“I can say very clearly that any kind of U.S. presence (in Iraq) demands that we protect and provide the appropriate immunity for our soldiers,” Panetta said on October 6 after a two-day Brussels meeting of NATO officials that focused on military actions in Afghanistan and Libya.
The issue of immunity has become a deal-breaker for American diplomats and officials. The Obama administration redefined all US troops stationed in Iraq as “non-combat” in August of 2010, even though they continued combat missions. Some 5,000 troops will remain in Iraq after the end of 2011, who will be defined as “trainers” in the country. Iraqi leaders issued a statement, coinciding with Panetta’s speech, saying there was “no need” for those remaining troops to recieve special immunity from prosecution, reports AFP.
Many Iraqis harbor bitter feelings against American servicemen after several incidents that have occured during the rebuilding of Iraq. US troops have allegedly shot at locals at random checkpoints, and a 14-year-old Iraqi girl was allegedly raped and shot to death by troops in 2006. A 2007 shooting incident in Baghdad’s Nissor Square by Blackwater forces that left 17 Iraqis dead cost the immunity of private security contractors.
In addition to the remaining 5,000 training forces, Washington wants to keep a residual military presence in Iraq to counter a “growing Iranian influence throughout the Gulf region,” reports The Washington Post.

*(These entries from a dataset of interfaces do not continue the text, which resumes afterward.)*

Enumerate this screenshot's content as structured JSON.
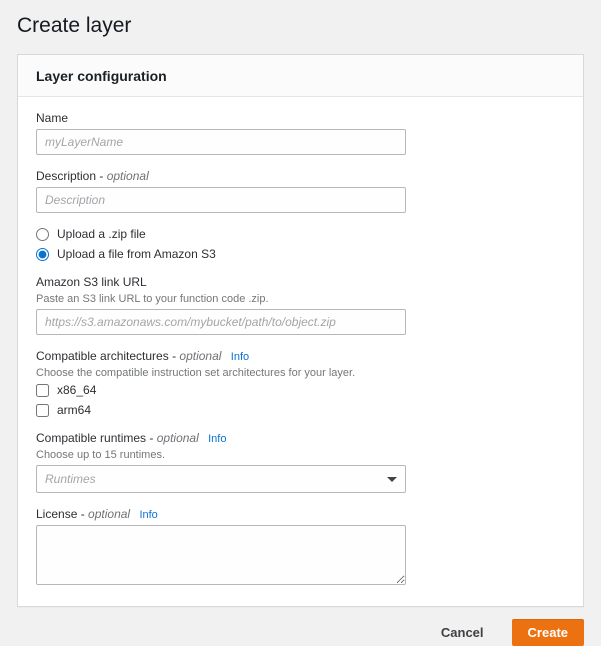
{
  "page": {
    "title": "Create layer"
  },
  "panel": {
    "header": "Layer configuration"
  },
  "optional": "optional",
  "info": "Info",
  "name": {
    "label": "Name",
    "placeholder": "myLayerName"
  },
  "description": {
    "label": "Description",
    "placeholder": "Description"
  },
  "upload": {
    "zip_label": "Upload a .zip file",
    "s3_label": "Upload a file from Amazon S3"
  },
  "s3": {
    "label": "Amazon S3 link URL",
    "help": "Paste an S3 link URL to your function code .zip.",
    "placeholder": "https://s3.amazonaws.com/mybucket/path/to/object.zip"
  },
  "arch": {
    "label": "Compatible architectures",
    "help": "Choose the compatible instruction set architectures for your layer.",
    "options": [
      "x86_64",
      "arm64"
    ]
  },
  "runtimes": {
    "label": "Compatible runtimes",
    "help": "Choose up to 15 runtimes.",
    "placeholder": "Runtimes"
  },
  "license": {
    "label": "License"
  },
  "buttons": {
    "cancel": "Cancel",
    "create": "Create"
  }
}
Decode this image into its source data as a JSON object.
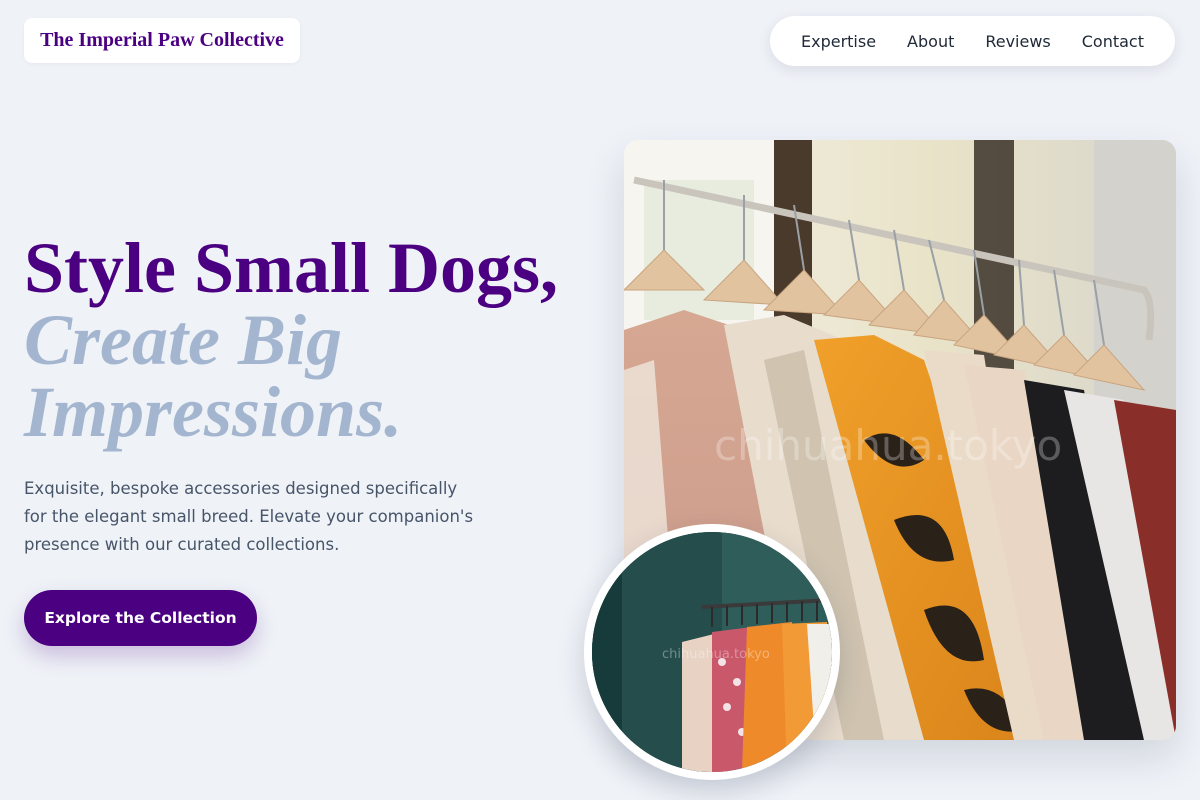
{
  "brand": {
    "name": "The Imperial Paw Collective"
  },
  "nav": {
    "items": [
      {
        "label": "Expertise"
      },
      {
        "label": "About"
      },
      {
        "label": "Reviews"
      },
      {
        "label": "Contact"
      }
    ]
  },
  "hero": {
    "headline_primary": "Style Small Dogs,",
    "headline_secondary": "Create Big Impressions.",
    "subtitle": "Exquisite, bespoke accessories designed specifically for the elegant small breed. Elevate your companion's presence with our curated collections.",
    "cta_label": "Explore the Collection",
    "image_watermark": "chihuahua.tokyo",
    "thumb_watermark": "chihuahua.tokyo"
  },
  "colors": {
    "accent": "#4b0082",
    "muted_headline": "#a3b5cf",
    "background": "#eff2f7"
  }
}
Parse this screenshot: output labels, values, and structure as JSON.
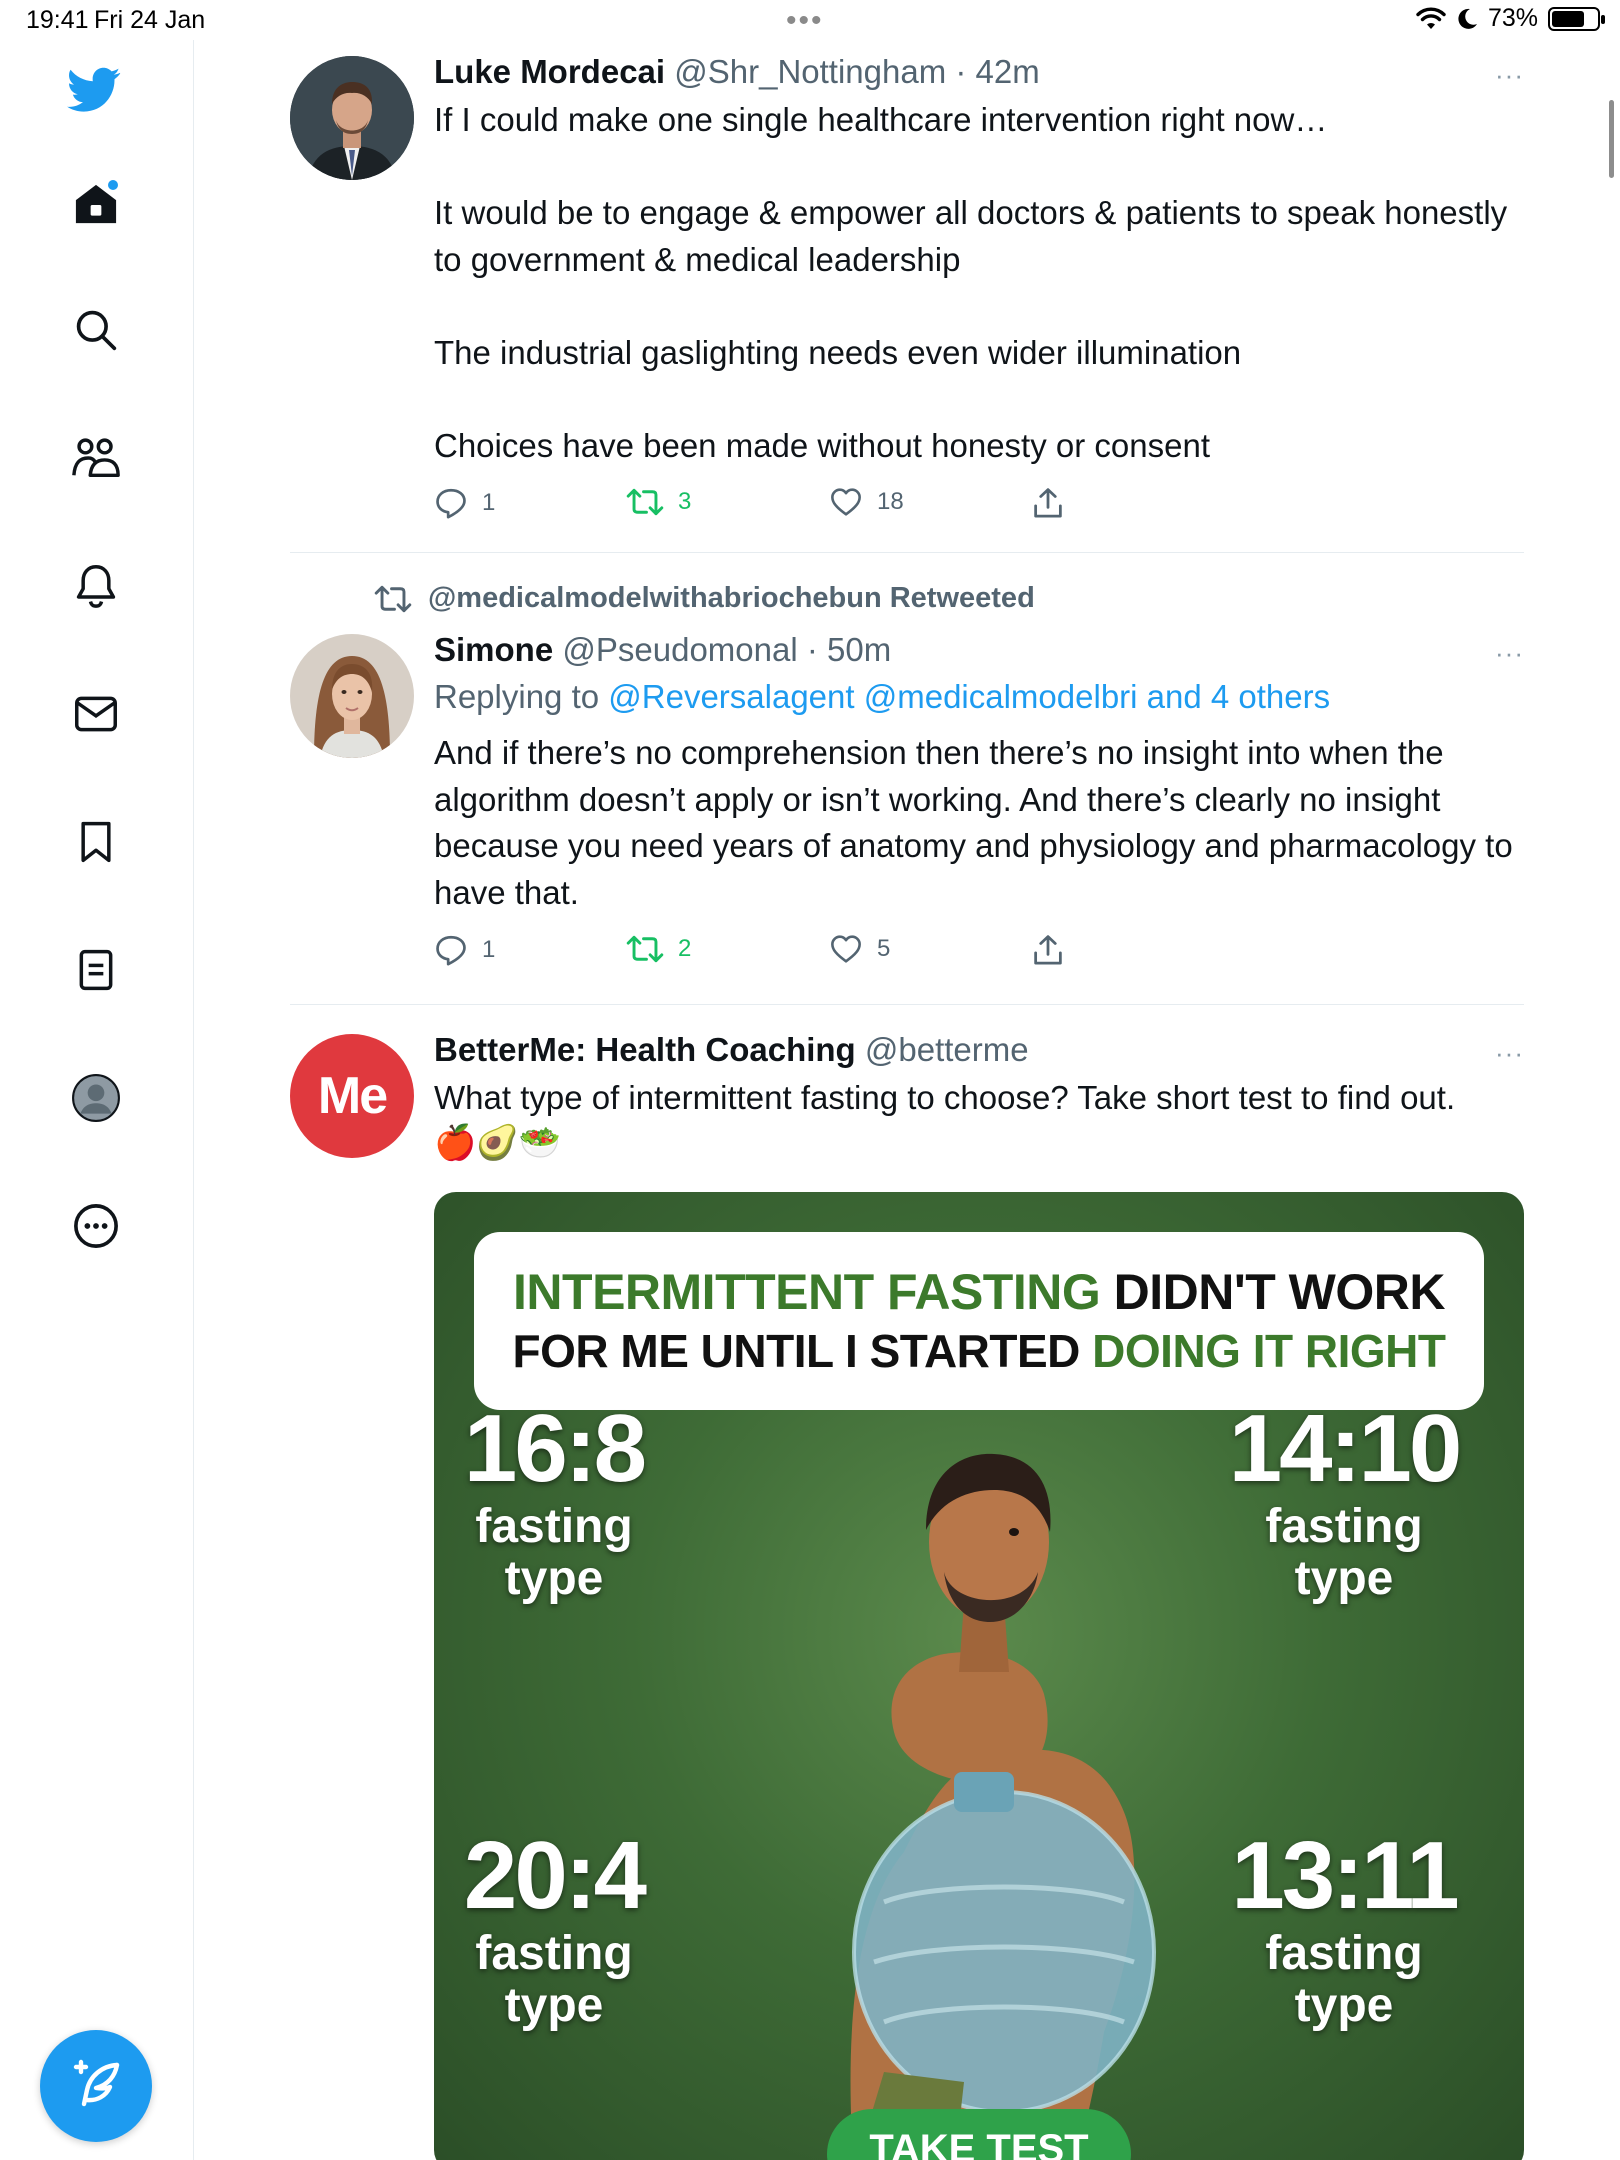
{
  "status_bar": {
    "time": "19:41",
    "date": "Fri 24 Jan",
    "dots": "•••",
    "battery_percent": "73%",
    "battery_level": 0.73
  },
  "sidebar": {
    "items": [
      {
        "name": "twitter-logo",
        "label": "Twitter"
      },
      {
        "name": "home",
        "label": "Home"
      },
      {
        "name": "search",
        "label": "Explore"
      },
      {
        "name": "communities",
        "label": "Communities"
      },
      {
        "name": "notifications",
        "label": "Notifications"
      },
      {
        "name": "messages",
        "label": "Messages"
      },
      {
        "name": "bookmarks",
        "label": "Bookmarks"
      },
      {
        "name": "lists",
        "label": "Lists"
      },
      {
        "name": "profile",
        "label": "Profile"
      },
      {
        "name": "more",
        "label": "More"
      }
    ],
    "compose_label": "Compose"
  },
  "tweets": [
    {
      "name": "Luke Mordecai",
      "handle": "@Shr_Nottingham",
      "time": " · 42m",
      "more": "···",
      "text": "If I could make one single healthcare intervention right now…\n\nIt would be to engage & empower all doctors & patients to speak honestly to government & medical leadership\n\nThe industrial gaslighting needs even wider illumination\n\nChoices have been made without honesty or consent",
      "replies": "1",
      "retweets": "3",
      "likes": "18"
    },
    {
      "retweeted_by": "@medicalmodelwithabriochebun Retweeted",
      "name": "Simone",
      "handle": "@Pseudomonal",
      "time": " · 50m",
      "more": "···",
      "replying_prefix": "Replying to ",
      "replying_to": "@Reversalagent @medicalmodelbri and 4 others",
      "text": "And if there’s no comprehension then there’s no insight into when the algorithm doesn’t apply or isn’t working. And there’s clearly no insight because you need years of anatomy and physiology and pharmacology to have that.",
      "replies": "1",
      "retweets": "2",
      "likes": "5"
    },
    {
      "avatar_text": "Me",
      "name": "BetterMe: Health Coaching",
      "handle": "@betterme",
      "more": "···",
      "text": "What type of intermittent fasting to choose? Take short test to find out.",
      "emojis": "🍎🥑🥗",
      "ad": {
        "line1_green": "INTERMITTENT FASTING",
        "line1_black": " DIDN'T WORK",
        "line2_black": "FOR ME UNTIL I STARTED ",
        "line2_green": "DOING IT RIGHT",
        "types": [
          {
            "ratio": "16:8",
            "label": "fasting type"
          },
          {
            "ratio": "14:10",
            "label": "fasting type"
          },
          {
            "ratio": "20:4",
            "label": "fasting type"
          },
          {
            "ratio": "13:11",
            "label": "fasting type"
          }
        ],
        "button": "TAKE TEST"
      }
    }
  ],
  "colors": {
    "twitter_blue": "#1d9bf0",
    "retweet_green": "#17bf63",
    "secondary_text": "#536471",
    "betterme_red": "#e0393e",
    "ad_green": "#3c7a2b"
  }
}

“Nearby Bahrain’s pro-Western monarchy has blamed Iran for the unrest among the country’s majority Shiite population,” the paper writes. “And Sunni-ruled Saudi Arabia, which deployed troops to Bahrain to crush the protests, has also faced unrest in the country’s Shiite-dominated eastern region facing Iran.”